Source data
****************************************

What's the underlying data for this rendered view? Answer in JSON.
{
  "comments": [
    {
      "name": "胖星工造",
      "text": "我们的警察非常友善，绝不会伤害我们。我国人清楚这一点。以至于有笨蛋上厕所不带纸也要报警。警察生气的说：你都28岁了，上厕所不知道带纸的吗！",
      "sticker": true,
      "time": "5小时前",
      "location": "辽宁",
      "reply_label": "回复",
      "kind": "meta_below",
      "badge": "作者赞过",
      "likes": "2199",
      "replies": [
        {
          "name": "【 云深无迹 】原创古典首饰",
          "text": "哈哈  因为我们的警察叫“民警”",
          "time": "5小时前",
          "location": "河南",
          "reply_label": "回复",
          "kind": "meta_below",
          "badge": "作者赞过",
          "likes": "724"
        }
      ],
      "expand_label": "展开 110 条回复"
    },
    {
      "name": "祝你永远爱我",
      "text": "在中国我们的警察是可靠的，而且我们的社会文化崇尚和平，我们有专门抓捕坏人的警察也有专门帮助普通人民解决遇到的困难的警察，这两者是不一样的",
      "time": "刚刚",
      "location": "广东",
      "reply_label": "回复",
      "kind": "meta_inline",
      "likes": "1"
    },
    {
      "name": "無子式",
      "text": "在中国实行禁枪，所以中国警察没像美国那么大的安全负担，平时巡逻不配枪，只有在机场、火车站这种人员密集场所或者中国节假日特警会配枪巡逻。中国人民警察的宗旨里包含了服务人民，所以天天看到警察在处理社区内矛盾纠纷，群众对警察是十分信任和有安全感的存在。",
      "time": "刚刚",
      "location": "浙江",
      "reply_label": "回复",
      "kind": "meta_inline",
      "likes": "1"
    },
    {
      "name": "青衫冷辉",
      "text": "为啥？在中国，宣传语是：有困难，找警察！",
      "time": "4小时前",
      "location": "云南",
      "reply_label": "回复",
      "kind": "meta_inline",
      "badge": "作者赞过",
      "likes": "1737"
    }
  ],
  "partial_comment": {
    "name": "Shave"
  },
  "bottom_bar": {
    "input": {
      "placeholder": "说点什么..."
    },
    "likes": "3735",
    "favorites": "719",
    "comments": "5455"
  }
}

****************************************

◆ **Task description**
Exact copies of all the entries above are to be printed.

◆ **Output for this task**
What's the underlying data for this rendered view? Answer in JSON.
{
  "comments": [
    {
      "name": "胖星工造",
      "text": "我们的警察非常友善，绝不会伤害我们。我国人清楚这一点。以至于有笨蛋上厕所不带纸也要报警。警察生气的说：你都28岁了，上厕所不知道带纸的吗！",
      "sticker": true,
      "time": "5小时前",
      "location": "辽宁",
      "reply_label": "回复",
      "kind": "meta_below",
      "badge": "作者赞过",
      "likes": "2199",
      "replies": [
        {
          "name": "【 云深无迹 】原创古典首饰",
          "text": "哈哈  因为我们的警察叫“民警”",
          "time": "5小时前",
          "location": "河南",
          "reply_label": "回复",
          "kind": "meta_below",
          "badge": "作者赞过",
          "likes": "724"
        }
      ],
      "expand_label": "展开 110 条回复"
    },
    {
      "name": "祝你永远爱我",
      "text": "在中国我们的警察是可靠的，而且我们的社会文化崇尚和平，我们有专门抓捕坏人的警察也有专门帮助普通人民解决遇到的困难的警察，这两者是不一样的",
      "time": "刚刚",
      "location": "广东",
      "reply_label": "回复",
      "kind": "meta_inline",
      "likes": "1"
    },
    {
      "name": "無子式",
      "text": "在中国实行禁枪，所以中国警察没像美国那么大的安全负担，平时巡逻不配枪，只有在机场、火车站这种人员密集场所或者中国节假日特警会配枪巡逻。中国人民警察的宗旨里包含了服务人民，所以天天看到警察在处理社区内矛盾纠纷，群众对警察是十分信任和有安全感的存在。",
      "time": "刚刚",
      "location": "浙江",
      "reply_label": "回复",
      "kind": "meta_inline",
      "likes": "1"
    },
    {
      "name": "青衫冷辉",
      "text": "为啥？在中国，宣传语是：有困难，找警察！",
      "time": "4小时前",
      "location": "云南",
      "reply_label": "回复",
      "kind": "meta_inline",
      "badge": "作者赞过",
      "likes": "1737"
    }
  ],
  "partial_comment": {
    "name": "Shave"
  },
  "bottom_bar": {
    "input": {
      "placeholder": "说点什么..."
    },
    "likes": "3735",
    "favorites": "719",
    "comments": "5455"
  }
}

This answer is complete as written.